13 May we continue to treasure our privilege of being Witnesses of “the magnificent things” that Jehovah God has done and of his promises for the future. True, such witnessing is not always easy. Many of our brothers work in territories where there is a lot of apathy, ridicule, or outright persecution. We can do just as the apostle Paul and his companions did. Paul said: “We mustered up boldness by means of our God to tell you the good news of God in the face of much opposition.” (1 Thess. 2:2) So let us never give up. Rather, may we be determined to be true to our dedication as Satan’s system crashes in ruins. (Isa. 6:11) We cannot do this in our own strength, but following the example of the early Christians, we must pray that Jehovah by means of his spirit will give us “the power beyond what is normal.”—Read 2 Corinthians 4:1, 7; Luke 11:13.
14, 15. (a) How were Christians viewed in the first century C.E., and what did the apostle Peter say about them? (b) How should we feel if we are mistreated for being Jehovah’s Witnesses?
14 Today, millions may claim to be Christians, “but they disown [God] by their works, because they are detestable and disobedient and not approved for good work of any sort.” (Titus 1:16) It is good for us to remember that in the first century, genuine Christians were hated by many—if not the majority—of their contemporaries. That is why the apostle Peter wrote: “If you are being reproached for the name of Christ, you are happy, because . . . the spirit of God . . . is resting upon you.”—1 Pet. 4:14.
15 Can those inspired words be applied to Jehovah’s Witnesses today? Yes, indeed, because we bear witness to Jesus’ kingship. Thus, being hated for bearing Jehovah’s name is the same as “being reproached for the name of [Jesus] Christ,” who said to his opposers: “I have come in the name of my Father, but you do not receive me.” (John 5:43) So the next time you experience opposition in your witnessing work, take courage. Such mistreatment is proof that you have God’s smile of approval and that his spirit “is resting upon you.”
16, 17. (a) What do Jehovah’s people experience in many parts of the world? (b) What is your determination?
16 At the same time, remember that fine increases are being enjoyed in many parts of the world.
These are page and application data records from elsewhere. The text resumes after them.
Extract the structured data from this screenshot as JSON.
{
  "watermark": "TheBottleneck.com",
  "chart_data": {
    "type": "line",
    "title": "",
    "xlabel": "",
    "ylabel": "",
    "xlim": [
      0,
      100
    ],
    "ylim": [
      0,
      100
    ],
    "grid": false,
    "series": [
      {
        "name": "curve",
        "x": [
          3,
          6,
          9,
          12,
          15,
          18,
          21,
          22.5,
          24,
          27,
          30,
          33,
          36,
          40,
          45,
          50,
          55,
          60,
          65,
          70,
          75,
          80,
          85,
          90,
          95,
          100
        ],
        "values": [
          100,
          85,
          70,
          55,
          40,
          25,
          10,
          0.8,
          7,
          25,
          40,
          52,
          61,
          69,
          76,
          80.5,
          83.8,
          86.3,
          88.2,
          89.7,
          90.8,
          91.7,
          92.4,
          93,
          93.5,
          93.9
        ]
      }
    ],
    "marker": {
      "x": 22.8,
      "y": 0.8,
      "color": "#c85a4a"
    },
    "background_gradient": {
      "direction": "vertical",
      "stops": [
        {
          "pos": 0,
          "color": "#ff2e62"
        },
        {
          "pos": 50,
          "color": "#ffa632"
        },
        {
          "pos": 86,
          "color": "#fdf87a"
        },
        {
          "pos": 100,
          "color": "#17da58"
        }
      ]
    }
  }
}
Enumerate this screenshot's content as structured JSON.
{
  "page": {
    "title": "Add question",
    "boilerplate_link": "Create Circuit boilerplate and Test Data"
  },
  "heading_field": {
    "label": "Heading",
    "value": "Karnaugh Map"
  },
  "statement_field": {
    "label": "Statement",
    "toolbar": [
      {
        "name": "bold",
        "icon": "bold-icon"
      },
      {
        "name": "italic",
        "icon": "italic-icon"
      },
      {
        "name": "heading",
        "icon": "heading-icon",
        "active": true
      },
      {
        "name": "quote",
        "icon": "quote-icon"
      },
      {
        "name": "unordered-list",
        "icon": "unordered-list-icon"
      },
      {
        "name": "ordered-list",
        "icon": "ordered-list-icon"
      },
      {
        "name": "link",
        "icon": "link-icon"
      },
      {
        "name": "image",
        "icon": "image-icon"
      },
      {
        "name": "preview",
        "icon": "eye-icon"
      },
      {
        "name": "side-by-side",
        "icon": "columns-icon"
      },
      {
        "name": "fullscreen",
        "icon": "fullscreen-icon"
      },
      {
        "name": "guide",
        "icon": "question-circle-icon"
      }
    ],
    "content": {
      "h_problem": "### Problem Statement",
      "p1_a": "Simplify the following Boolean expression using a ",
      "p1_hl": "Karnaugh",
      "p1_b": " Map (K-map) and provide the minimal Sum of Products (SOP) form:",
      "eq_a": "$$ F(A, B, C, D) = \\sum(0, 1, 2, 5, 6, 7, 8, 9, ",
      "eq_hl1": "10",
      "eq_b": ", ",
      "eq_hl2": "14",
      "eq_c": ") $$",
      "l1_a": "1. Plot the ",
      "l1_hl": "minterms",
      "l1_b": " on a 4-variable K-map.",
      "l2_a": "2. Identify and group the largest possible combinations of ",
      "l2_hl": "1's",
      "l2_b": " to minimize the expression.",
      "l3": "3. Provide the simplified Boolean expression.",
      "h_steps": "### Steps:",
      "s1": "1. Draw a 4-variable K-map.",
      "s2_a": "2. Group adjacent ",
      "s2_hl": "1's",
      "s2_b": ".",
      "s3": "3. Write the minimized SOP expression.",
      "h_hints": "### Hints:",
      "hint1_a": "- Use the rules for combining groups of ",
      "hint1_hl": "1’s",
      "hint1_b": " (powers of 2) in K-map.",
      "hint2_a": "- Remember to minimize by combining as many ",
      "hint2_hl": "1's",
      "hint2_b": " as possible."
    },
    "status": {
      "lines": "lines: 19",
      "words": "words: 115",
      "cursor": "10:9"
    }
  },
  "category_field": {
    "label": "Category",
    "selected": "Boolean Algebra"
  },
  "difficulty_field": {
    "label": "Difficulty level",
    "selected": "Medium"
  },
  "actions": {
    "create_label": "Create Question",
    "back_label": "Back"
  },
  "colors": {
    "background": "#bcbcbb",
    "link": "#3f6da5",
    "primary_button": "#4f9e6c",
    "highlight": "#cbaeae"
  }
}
Even in well-worked territories, we still find people who are willing to listen and with whom we can share our wonderful message of salvation. May we be diligent to call back on interested ones and, if possible, conduct Bible studies with them, helping them to progress toward dedication and baptism. Likely, you feel as does Sarie in South Africa, who has been active in the witnessing work for more than 60 years. She says, “I am deeply thankful that through Jesus’ ransom sacrifice, I can enjoy a good relationship with Jehovah, the Sovereign of the universe, and I am happy that I can make known his glorious name.” She and her husband, Martinus, have helped many, including their three children, to become worshippers of Jehovah. “No other activity,” adds Sarie, “brings greater satisfaction, and by means of his holy spirit, Jehovah gives all of us the needed power to continue with this lifesaving work.”
17 Whether we are baptized Christians or we are working toward that goal, we have every reason to be thankful for the privilege of associating with the worldwide congregation of Jehovah’s Witnesses. Therefore, continue to bear thorough witness while you strive to keep yourself clean from Satan’s unholy world. By doing so, you will bring honor to our loving heavenly Father, whose glorious name we are privileged to bear.